The aim of this study was to examine whether low, average, and high comprehenders (LC, AC, and HC, respectively) differed in their reading self-confidence and bias ratings, and whether confidence ratings were driven by reading ability or distributed evenly among diverse readers. Seventy fourth-graders with good decoding abilities were administered a battery of cognitive, linguistic, and self-evaluation measures. They were divided into high, average, and low comprehenders based on a measure of reading comprehension. The results demonstrated that compared to HC, LC exhibited over-confidence and low calibration scores. However, all three groups of readers showed a distribution of low, average, and high confidence ratings. Results support an interaction between test and trait in explaining confidence ratings and emphasize the importance of this interaction in reading comprehension theory and practice.
ASJC Scopus subject areas

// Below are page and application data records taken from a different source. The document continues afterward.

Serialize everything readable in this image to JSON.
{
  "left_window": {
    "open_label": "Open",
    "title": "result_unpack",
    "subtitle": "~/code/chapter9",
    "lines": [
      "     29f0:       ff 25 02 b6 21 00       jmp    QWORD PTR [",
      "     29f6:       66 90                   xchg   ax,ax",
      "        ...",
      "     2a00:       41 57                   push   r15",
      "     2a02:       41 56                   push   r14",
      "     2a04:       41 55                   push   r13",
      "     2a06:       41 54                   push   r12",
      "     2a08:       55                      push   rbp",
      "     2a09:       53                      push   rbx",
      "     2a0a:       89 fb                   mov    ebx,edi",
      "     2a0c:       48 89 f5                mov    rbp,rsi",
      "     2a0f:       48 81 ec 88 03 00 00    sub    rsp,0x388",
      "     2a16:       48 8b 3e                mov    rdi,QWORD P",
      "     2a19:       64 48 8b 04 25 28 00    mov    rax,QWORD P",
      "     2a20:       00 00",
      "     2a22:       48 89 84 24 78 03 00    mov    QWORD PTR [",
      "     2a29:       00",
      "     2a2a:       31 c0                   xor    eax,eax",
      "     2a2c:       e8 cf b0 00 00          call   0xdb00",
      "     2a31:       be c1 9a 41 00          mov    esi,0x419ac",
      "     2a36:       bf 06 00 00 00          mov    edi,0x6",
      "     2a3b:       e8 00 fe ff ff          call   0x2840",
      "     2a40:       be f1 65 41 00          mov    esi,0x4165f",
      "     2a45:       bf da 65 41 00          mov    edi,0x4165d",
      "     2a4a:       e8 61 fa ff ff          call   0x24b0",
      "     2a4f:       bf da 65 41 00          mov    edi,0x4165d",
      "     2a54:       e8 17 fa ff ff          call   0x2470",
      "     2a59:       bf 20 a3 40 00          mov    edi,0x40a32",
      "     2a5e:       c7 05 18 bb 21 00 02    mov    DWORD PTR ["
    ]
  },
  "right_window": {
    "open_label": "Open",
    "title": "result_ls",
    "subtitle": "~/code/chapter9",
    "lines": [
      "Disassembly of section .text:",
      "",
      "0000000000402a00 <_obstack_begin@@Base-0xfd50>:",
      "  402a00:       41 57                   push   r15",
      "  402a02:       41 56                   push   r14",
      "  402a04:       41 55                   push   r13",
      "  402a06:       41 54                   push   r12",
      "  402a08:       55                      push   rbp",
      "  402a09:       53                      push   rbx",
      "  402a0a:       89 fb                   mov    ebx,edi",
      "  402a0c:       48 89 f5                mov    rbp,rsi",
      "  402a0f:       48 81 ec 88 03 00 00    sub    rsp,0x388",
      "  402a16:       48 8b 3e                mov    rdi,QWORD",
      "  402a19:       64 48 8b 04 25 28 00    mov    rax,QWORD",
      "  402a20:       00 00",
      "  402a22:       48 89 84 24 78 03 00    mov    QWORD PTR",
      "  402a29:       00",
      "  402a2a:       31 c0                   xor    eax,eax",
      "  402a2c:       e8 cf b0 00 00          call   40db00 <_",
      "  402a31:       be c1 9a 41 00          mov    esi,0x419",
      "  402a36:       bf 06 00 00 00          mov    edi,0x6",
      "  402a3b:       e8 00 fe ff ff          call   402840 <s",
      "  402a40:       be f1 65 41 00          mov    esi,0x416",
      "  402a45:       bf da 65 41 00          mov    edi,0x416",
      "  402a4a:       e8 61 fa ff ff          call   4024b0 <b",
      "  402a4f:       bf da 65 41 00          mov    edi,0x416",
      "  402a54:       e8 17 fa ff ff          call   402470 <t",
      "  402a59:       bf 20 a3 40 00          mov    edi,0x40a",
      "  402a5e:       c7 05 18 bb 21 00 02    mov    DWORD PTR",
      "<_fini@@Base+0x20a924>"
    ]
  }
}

- Developmental and Educational Psychology
- Linguistics and Language